"It was too cool to be a big hit in the U.S. when it was first released but it's time has come. Nick Lowe never achieved the worldwide audience of Elvis Costello (must of been the glasses..mental note: Nick, wear Buddy Holly glasses)but "Jesus of Cool" certainly deserved it. Re-released by Yeproc this year, the album comes complete with 10 bonus tracks. For those Lowe fans who purchased "The Doings" (Nick's boxed set of album tracks and rarities released in 1999 on Demon), you'll find most of this album as well as a healthy dose of the bonus tracks on it as well. There are, however, five tracks here NOT on the boxed set AND through Feb. 19, 2009 you can get two free downloads (at 192kbps)that don't appear on the album nor do they appear on the boxed set. The two tracks may be trifles compared to the album itself but they are worthwhile for hardcore Lowe fans. "Truth Drug" and "Keep It Out of Sight" are short, punchy and terrific.
The tracks included are from the original UK, US release (where it was retitled and where tracks were juggled about with some of the other songs on this release. You also get the "Bowi" album--so titled because David Bowie titled HIS album released around this time "Low". In a punny turn about we got Lowe's melodic EP with a witty title).
In this world of over loud CDs with no dynamic range that hit you like a brickwall, "Jesus of Cool" sounds pretty good. It's been remastered by Vic Anesini and features much of the original artwork enhanced with a booklet that includes a booklet with credits for each song and a short essay.
The album comes in a fold out sleeve creating (naturally given the title) a cross. My only complaint--that there isn't a plastic sleeve inside to protect the album from wear and tear (something that was also an issue for the Robyn Hitchcock re-releases for me as well). It's worth paying an extra buck or two to protect the CD. No doubt the thought was that CDs are tougher than vinyl (they are somewhat)but I prefer to protect my music. It's a minor criticism on a generally terrific package.
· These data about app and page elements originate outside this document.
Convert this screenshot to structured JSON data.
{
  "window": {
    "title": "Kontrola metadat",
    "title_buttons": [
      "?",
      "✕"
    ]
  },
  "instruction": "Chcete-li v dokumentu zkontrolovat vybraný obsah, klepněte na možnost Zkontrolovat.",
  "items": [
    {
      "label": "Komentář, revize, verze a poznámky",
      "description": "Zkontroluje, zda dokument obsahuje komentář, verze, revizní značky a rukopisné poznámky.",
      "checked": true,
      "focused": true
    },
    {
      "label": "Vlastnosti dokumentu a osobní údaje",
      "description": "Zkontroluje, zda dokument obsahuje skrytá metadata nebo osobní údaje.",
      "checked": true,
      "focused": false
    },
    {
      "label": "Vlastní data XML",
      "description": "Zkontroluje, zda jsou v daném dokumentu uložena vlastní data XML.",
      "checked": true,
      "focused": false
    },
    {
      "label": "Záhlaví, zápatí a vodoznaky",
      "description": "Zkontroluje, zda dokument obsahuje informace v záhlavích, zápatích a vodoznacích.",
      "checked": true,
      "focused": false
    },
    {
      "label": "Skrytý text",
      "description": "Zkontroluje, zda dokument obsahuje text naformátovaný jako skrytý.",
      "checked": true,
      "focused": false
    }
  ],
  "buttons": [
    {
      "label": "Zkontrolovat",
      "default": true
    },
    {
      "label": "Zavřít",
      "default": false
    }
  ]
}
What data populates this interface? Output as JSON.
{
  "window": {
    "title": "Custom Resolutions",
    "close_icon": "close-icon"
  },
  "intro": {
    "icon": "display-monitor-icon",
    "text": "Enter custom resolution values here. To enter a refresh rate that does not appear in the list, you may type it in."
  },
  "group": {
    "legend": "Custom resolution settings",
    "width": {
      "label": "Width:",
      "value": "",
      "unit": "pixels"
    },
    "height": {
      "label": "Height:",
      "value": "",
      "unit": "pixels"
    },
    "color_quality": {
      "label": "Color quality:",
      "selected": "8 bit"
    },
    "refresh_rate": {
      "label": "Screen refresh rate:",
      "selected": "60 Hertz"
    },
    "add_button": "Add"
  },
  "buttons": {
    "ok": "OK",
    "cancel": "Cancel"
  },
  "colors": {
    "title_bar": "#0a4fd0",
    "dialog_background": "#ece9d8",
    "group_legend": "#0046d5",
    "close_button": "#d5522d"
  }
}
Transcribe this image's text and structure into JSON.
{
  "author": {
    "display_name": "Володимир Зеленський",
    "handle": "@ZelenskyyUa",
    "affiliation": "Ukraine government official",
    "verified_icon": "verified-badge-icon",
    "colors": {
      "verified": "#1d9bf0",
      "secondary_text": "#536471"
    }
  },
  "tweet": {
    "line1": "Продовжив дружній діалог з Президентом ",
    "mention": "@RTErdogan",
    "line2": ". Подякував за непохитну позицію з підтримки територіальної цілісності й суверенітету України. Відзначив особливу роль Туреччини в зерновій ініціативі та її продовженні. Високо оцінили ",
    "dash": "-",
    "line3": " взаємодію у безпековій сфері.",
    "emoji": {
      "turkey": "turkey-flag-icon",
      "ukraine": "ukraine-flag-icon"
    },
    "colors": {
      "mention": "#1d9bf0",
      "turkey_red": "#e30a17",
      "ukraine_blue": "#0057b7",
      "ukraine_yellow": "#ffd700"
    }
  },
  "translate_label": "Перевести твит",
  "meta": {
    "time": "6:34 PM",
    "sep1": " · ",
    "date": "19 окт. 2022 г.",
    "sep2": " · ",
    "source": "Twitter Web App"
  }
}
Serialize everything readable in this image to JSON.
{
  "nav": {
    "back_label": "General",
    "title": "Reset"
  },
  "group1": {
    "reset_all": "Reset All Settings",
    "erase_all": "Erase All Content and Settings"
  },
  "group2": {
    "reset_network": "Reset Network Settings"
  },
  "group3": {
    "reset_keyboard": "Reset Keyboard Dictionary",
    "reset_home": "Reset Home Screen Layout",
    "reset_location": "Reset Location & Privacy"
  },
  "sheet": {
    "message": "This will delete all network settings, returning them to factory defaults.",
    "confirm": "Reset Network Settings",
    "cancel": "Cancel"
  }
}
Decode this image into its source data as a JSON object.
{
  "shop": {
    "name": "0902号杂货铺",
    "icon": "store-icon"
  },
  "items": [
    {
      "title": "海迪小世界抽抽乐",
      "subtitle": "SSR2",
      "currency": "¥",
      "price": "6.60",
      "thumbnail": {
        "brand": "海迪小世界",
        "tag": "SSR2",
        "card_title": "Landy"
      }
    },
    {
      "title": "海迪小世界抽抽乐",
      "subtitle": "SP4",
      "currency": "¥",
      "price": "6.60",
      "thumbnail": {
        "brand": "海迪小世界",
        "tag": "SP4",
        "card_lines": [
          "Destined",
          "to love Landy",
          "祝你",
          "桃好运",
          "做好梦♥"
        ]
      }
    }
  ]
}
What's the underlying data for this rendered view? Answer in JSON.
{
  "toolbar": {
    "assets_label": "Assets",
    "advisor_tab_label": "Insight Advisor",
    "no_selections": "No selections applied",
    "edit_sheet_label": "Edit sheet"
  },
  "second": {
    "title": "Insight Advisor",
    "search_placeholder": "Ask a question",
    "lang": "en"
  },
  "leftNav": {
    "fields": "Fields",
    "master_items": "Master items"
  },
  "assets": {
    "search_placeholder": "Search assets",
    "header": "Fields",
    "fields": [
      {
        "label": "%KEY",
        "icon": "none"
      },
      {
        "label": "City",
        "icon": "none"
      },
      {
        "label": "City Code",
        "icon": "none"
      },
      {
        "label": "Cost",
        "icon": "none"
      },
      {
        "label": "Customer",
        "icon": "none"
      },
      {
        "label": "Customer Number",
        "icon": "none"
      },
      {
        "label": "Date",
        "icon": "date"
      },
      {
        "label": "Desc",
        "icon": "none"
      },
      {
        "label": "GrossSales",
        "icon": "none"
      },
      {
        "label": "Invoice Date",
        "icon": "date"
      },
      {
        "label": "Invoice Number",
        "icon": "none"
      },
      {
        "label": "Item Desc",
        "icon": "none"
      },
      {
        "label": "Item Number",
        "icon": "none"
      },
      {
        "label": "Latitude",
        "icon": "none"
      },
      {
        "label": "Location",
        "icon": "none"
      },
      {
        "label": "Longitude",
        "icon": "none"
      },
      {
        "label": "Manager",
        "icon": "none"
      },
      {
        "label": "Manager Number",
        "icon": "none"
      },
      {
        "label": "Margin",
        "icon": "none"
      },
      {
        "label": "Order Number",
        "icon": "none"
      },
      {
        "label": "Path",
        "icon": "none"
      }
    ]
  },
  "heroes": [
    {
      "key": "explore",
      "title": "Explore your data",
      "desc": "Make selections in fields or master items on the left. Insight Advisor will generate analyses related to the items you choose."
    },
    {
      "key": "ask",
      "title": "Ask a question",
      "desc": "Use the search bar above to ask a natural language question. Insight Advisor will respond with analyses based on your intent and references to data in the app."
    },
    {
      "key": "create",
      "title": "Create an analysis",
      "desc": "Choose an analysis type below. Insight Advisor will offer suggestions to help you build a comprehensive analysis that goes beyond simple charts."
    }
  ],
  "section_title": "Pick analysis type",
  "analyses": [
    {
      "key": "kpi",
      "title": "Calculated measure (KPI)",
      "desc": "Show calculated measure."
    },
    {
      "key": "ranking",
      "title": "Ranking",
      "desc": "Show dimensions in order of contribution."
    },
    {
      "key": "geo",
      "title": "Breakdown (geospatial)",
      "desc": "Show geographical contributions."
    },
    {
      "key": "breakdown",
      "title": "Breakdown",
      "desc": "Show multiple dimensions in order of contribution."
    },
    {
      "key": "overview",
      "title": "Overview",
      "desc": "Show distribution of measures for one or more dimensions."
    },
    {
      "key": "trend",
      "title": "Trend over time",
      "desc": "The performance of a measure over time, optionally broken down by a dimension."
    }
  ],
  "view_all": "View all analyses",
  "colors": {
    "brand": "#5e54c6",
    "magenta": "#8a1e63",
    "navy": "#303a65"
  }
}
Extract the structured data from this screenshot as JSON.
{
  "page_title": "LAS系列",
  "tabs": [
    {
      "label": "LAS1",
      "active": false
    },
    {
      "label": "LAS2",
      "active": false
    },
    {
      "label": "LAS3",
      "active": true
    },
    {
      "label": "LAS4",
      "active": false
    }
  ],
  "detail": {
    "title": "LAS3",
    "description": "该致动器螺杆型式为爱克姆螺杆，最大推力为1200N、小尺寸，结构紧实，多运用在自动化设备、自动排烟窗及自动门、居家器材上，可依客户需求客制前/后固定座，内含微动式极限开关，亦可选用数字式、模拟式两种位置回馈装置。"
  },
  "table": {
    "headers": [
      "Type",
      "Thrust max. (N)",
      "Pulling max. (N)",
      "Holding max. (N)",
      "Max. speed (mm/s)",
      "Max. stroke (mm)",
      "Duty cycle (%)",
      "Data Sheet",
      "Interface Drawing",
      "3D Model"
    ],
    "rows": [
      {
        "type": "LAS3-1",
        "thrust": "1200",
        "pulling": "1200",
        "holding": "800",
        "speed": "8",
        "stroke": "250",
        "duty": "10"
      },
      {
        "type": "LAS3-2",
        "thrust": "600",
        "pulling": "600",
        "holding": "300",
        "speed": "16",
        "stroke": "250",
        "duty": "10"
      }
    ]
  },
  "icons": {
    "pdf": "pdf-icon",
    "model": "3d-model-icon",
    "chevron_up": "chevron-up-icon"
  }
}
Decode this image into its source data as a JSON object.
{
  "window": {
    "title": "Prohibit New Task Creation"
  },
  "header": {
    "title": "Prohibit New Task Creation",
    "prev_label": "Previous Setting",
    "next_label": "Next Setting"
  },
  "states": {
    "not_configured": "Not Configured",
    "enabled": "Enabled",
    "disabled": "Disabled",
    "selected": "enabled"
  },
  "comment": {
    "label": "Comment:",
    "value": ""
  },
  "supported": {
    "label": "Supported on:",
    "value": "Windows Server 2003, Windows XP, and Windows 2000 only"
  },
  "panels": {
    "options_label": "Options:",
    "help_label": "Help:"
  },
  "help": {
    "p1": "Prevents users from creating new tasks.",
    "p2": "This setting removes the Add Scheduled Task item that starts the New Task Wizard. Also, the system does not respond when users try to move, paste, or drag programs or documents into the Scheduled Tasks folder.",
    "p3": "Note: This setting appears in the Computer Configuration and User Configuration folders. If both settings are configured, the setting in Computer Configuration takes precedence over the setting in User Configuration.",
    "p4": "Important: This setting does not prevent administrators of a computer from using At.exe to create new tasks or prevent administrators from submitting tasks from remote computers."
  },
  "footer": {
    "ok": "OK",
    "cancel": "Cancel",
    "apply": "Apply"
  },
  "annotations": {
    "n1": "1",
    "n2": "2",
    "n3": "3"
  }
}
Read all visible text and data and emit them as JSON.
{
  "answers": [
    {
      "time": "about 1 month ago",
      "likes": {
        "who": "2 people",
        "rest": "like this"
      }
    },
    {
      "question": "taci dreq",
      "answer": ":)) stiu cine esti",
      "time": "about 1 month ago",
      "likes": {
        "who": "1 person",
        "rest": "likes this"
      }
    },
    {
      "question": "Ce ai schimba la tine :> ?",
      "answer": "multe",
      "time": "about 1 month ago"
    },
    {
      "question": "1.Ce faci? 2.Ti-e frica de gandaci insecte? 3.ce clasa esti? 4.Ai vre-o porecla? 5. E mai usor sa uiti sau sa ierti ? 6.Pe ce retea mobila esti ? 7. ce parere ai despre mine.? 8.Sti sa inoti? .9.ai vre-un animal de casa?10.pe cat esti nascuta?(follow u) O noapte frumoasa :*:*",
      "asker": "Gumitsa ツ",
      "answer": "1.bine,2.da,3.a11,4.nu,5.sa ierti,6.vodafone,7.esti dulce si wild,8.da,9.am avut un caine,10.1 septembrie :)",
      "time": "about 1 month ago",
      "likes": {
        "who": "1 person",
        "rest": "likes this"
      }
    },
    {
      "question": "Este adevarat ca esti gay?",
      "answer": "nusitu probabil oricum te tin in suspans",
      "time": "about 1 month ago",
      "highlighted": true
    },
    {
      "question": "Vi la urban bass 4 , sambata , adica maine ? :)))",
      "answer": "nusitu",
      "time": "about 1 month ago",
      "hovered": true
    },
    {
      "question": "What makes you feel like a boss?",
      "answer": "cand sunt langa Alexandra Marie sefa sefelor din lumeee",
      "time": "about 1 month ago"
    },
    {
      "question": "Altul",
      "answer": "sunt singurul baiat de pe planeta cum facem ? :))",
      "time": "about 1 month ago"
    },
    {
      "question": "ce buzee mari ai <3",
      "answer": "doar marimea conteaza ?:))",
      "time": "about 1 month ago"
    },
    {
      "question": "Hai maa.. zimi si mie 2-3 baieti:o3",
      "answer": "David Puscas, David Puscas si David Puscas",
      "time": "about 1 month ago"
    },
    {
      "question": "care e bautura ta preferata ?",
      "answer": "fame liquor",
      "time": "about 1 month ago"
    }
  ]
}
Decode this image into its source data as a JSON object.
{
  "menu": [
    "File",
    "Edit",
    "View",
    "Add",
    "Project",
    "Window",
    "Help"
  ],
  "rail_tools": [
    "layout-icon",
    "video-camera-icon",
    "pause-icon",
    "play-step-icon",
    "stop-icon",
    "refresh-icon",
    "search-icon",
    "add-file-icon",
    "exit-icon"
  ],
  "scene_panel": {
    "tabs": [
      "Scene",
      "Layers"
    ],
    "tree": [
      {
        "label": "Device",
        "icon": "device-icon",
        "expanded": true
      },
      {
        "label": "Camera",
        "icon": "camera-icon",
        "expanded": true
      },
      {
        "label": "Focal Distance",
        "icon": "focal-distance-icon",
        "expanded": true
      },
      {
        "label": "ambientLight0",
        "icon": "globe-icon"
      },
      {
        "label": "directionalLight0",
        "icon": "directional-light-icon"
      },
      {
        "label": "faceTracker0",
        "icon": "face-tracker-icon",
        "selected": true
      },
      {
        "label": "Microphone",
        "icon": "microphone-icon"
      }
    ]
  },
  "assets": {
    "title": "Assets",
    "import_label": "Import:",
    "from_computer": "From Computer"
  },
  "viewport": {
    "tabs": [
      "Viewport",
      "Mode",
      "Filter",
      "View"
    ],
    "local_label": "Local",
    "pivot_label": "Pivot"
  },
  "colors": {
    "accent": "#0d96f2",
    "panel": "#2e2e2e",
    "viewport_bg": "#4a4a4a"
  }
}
Remember, Jesus is still cool and, yep, he saved rock 'n' roll. Bet you didn't know that part. If the "Jesus of Cool" has returned does this mean it's the end of the world? Nope, just the celebration of some great music from an artist in top form. So much for being a "washed up veteran of the Beat group wars", Nick always aimed high with his quality songs even as he remained Lowe."